Hiring to improve company culture

Hiring with company culture in mind is fast becoming a recruitment and resourcing “have to”.

Yet, under the Equality Act 2010, companies are required to eliminate discrimination, harassment and victimisation from their recruitment processes.

This means that HR has to be particularly careful when hiring for “culture fits”, to ensure they’re not getting incorporating bias into any stage of selection.

To avoid any diversity pitfalls, HR Grapevine spoke to Jo Sweetland, Managing Partner at Green Park, as she explained what every company needs to do to promote a good culture and hire diverse employees – as well as sharing her own, personal nightmare job interview experience.

What is the key thing that you need to ask a candidate, if you consider company culture to be an important factor?

Find out the type of environment in which your candidates are able to thrive and feel comfortable in and always look for qualities that enhance your existing or aspirational culture. However, it is fundamental that you are honest and transparent about your current environment and the aspirational culture you may be working towards. We all want to be inclusive, but promising something you can’t deliver, or aren’t close to being able to deliver, will only ever impact your employer brand negatively.

Some example questions are:

  1. How would you describe your working style?
  2. What environments have you enjoyed working in most?
  3. Tell me about a time where you thrived in your job?
  4. How would your co-workers describe you?
  5. What working culture would bring out the best in you?

What should be considered a good fit for the company?

We should always be in pursuit of ‘culture add’ over ‘culture fit’, if we’re ever going to offer truly inclusive work places.

Have you ever had a nightmare interview for a job?

My first ever job interview was very intense but it ultimately taught me a very valuable lesson. I was being asked about how I would sell my practice to a client and after I answered the first time, without feedback, I was asked the same question again. I gave my second attempt and was met with the same question a third time.

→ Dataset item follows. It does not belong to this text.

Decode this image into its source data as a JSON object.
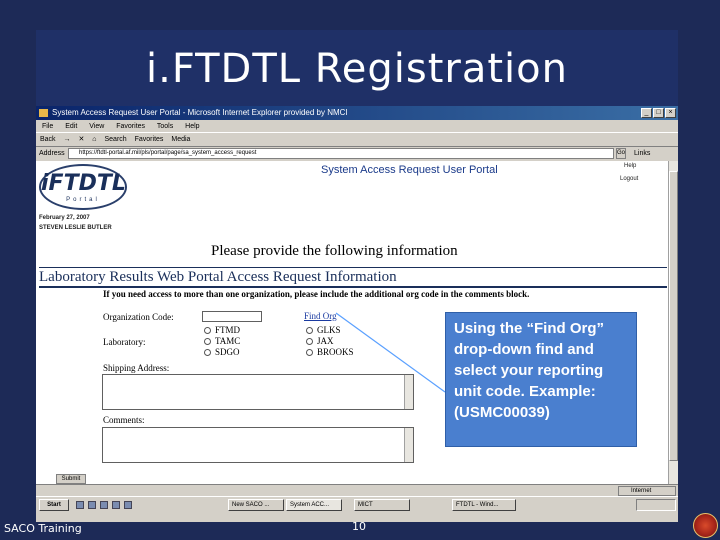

Scrabbling around for more facts or figures, I felt like I was going to crack any moment and then the person interviewing me stopped and said: “No, it’s about you, they buy into you”.

I surprisingly got the job and actually took that advice with me and, although not taking the same approach, I ensure every member of my team learns that lesson too.


This article was published by HR Grapevine on 13th June 2017. To view the article, click here: http://bit.ly/2ttOIXW